> WHAT TO WORK ON
Isolate every line in the records below with "clockout" in it.

> RAW DATA
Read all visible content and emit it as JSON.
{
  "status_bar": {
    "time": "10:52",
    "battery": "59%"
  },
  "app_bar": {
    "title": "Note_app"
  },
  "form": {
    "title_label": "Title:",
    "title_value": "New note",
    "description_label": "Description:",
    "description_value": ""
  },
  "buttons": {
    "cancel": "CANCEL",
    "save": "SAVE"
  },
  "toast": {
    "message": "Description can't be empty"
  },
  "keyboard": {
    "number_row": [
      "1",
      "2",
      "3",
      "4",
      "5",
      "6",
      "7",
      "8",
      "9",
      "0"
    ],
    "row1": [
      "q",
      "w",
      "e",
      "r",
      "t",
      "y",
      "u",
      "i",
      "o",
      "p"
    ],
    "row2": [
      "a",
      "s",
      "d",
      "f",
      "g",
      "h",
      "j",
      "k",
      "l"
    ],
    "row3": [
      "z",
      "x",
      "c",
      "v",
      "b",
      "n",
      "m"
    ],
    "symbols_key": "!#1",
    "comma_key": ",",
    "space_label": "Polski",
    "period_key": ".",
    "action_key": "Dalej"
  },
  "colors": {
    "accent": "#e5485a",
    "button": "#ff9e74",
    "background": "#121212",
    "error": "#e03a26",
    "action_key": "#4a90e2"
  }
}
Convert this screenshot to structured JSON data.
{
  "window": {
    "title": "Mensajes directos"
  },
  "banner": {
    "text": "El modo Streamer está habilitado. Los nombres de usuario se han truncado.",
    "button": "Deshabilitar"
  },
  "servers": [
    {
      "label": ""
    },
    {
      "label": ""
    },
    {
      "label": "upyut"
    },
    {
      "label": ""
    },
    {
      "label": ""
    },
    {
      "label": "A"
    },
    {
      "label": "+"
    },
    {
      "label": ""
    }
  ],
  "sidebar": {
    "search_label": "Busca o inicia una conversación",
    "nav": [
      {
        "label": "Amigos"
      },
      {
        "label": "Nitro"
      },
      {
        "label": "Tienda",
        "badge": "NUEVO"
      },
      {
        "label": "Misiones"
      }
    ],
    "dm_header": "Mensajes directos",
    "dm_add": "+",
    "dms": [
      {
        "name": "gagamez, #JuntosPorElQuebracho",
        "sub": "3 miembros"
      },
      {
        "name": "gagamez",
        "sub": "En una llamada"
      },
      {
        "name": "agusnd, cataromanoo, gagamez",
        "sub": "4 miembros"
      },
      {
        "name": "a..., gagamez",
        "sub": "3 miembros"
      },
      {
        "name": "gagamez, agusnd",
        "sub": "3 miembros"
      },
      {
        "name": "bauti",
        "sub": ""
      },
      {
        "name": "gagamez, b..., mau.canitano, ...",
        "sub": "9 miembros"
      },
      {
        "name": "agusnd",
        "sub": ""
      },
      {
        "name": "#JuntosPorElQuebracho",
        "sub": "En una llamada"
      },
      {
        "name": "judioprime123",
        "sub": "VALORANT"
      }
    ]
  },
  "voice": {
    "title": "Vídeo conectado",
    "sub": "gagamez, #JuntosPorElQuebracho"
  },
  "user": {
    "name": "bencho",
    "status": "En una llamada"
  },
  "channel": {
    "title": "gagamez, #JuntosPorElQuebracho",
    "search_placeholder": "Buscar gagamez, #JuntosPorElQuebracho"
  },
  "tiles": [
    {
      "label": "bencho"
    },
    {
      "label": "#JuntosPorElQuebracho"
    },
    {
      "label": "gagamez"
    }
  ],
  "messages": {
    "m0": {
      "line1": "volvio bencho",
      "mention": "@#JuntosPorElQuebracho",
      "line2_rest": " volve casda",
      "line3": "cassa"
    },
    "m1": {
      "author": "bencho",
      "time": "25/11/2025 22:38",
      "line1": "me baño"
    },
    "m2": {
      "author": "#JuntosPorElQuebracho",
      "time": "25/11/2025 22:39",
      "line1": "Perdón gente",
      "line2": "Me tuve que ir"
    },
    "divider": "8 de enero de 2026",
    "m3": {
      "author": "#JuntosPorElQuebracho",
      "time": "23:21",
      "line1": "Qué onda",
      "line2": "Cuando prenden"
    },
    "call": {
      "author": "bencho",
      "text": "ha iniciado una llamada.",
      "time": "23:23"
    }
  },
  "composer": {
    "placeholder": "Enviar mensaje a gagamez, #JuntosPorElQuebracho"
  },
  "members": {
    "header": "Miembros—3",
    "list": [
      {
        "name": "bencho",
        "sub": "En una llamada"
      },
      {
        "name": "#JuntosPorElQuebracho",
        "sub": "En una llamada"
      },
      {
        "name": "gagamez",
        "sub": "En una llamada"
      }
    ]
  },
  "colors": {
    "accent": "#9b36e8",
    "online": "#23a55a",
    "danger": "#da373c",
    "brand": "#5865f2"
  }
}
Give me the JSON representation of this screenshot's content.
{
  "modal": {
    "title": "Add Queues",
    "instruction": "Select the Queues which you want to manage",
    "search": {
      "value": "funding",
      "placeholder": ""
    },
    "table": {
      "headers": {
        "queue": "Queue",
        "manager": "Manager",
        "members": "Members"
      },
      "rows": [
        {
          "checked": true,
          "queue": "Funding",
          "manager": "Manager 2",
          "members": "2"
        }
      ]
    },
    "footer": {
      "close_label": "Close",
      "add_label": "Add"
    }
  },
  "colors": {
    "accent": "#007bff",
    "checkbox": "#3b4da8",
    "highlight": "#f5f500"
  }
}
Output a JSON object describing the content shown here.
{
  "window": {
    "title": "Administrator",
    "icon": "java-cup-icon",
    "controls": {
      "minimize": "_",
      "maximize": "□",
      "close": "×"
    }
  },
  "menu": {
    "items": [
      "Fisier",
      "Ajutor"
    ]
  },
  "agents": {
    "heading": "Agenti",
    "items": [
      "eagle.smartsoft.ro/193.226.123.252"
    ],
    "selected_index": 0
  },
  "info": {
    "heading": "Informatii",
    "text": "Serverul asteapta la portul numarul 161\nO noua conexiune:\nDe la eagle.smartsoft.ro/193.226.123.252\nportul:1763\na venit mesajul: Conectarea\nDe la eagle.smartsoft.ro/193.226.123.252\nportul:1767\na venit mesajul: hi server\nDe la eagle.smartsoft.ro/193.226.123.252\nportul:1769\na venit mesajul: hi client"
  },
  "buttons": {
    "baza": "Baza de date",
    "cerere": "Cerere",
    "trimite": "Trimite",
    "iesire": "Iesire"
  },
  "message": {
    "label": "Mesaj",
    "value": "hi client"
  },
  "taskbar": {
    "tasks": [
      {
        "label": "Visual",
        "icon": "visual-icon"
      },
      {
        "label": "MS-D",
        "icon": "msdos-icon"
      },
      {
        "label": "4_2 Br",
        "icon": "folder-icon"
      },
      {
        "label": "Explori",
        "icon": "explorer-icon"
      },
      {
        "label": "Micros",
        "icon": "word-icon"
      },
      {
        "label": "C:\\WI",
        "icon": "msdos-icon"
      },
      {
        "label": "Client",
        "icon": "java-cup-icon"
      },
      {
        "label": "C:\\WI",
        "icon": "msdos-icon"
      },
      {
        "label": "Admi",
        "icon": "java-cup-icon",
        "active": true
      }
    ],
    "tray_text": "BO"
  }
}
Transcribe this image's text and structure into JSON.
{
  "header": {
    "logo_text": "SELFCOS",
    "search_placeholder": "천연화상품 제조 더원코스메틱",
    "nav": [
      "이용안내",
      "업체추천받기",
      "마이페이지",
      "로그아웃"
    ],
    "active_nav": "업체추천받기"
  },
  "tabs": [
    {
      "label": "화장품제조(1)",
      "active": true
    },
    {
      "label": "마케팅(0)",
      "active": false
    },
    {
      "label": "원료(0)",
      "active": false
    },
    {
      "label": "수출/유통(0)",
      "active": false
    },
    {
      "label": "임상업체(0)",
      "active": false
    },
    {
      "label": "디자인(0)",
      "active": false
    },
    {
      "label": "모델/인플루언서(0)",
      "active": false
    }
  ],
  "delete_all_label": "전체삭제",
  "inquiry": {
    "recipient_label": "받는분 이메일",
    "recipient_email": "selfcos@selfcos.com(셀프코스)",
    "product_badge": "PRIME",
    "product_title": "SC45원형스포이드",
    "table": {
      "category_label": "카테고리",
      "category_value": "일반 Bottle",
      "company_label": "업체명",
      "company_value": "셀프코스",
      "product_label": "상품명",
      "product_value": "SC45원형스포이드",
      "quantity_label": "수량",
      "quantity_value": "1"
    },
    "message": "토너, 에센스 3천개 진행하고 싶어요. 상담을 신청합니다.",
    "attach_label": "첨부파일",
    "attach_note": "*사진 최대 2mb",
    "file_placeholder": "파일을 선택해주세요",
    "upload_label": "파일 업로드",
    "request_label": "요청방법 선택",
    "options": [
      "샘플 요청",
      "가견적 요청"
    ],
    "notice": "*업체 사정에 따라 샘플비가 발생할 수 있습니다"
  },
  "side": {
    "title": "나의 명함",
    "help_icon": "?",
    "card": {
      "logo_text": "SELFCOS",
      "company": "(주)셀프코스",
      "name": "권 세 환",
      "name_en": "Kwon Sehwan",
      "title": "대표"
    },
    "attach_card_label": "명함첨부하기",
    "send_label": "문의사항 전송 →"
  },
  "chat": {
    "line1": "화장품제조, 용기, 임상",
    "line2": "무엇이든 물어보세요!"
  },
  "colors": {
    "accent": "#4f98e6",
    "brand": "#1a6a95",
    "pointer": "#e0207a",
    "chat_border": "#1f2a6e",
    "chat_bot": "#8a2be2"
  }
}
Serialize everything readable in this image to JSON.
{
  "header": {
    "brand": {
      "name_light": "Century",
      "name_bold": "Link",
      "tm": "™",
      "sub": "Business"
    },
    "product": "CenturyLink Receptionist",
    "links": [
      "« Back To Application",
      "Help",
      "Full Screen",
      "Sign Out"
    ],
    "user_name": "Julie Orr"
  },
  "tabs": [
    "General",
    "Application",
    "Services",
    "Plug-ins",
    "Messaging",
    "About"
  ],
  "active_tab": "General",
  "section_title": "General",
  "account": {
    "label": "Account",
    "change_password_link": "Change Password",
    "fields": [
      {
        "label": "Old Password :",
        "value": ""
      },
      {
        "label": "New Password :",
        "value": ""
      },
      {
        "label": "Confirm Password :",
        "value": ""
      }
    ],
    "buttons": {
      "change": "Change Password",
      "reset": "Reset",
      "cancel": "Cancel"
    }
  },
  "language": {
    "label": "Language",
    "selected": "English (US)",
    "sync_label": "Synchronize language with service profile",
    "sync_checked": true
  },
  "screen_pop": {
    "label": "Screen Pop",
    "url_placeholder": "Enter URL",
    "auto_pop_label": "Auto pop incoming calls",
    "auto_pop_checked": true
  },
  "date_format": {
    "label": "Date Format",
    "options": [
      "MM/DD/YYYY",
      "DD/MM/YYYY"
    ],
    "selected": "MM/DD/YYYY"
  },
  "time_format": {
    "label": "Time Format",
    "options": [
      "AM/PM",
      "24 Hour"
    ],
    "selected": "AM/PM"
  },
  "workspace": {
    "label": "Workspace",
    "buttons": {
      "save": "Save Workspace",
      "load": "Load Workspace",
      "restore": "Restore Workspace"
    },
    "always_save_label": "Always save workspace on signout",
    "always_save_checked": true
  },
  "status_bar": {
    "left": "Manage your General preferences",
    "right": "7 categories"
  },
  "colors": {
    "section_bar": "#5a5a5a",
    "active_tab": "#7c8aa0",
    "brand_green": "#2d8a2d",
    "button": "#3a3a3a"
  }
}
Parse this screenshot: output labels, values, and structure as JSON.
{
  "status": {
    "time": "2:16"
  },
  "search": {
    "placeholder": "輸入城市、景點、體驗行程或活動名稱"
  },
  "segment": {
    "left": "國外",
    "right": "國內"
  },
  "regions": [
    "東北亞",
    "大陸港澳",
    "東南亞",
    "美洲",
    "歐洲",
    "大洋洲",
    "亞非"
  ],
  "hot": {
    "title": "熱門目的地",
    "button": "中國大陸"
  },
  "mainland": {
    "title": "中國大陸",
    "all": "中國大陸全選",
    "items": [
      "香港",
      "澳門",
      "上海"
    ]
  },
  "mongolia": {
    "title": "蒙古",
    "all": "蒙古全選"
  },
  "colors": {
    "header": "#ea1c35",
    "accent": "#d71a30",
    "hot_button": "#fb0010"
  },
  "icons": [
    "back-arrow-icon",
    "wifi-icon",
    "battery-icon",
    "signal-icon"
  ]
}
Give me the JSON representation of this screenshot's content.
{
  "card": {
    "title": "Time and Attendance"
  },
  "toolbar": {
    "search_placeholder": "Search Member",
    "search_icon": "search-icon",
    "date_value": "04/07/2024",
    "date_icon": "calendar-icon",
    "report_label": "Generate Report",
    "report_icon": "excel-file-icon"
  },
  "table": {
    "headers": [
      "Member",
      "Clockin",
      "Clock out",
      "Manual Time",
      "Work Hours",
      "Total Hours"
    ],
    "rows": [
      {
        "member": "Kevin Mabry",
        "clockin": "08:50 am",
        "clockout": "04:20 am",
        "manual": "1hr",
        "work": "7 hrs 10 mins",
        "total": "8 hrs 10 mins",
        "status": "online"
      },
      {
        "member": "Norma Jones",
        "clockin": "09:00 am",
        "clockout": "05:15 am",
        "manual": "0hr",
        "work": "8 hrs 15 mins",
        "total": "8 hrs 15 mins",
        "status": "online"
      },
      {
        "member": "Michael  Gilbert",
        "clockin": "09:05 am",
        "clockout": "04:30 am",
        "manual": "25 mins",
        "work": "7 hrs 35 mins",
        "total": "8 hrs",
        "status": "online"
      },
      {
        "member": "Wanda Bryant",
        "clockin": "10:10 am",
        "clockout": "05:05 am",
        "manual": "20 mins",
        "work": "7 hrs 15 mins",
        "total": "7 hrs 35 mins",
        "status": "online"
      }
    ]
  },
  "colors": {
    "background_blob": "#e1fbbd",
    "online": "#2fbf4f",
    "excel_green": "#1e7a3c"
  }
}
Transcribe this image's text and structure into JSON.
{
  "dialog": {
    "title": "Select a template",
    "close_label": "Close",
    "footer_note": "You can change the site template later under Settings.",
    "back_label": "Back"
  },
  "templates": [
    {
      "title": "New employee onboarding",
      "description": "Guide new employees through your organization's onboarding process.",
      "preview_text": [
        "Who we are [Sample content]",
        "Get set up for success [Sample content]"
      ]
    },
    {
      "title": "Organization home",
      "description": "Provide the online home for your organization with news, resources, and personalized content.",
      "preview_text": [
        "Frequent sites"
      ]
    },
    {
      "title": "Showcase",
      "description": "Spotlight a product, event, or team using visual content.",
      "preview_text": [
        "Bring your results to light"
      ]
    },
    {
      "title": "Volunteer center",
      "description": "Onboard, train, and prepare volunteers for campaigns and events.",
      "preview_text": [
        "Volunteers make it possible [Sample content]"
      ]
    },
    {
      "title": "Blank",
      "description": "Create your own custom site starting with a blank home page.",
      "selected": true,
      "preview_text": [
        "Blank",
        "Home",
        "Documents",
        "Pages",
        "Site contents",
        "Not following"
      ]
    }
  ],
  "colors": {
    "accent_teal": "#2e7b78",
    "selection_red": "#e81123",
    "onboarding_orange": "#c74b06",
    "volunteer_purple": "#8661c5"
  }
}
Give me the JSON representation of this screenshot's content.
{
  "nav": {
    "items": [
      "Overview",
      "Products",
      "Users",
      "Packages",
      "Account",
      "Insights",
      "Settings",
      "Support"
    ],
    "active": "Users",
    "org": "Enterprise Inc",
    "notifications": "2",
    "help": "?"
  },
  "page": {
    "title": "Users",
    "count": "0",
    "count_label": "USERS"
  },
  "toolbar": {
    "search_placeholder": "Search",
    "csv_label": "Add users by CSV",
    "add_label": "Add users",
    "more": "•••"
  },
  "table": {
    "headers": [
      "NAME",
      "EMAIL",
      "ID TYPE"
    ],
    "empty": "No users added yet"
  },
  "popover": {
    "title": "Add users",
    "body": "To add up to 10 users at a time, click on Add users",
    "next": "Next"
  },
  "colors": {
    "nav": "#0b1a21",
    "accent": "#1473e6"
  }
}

> WRITTEN RESPONSE
        "clockout": "04:20 am",
        "clockout": "05:15 am",
        "clockout": "04:30 am",
        "clockout": "05:05 am",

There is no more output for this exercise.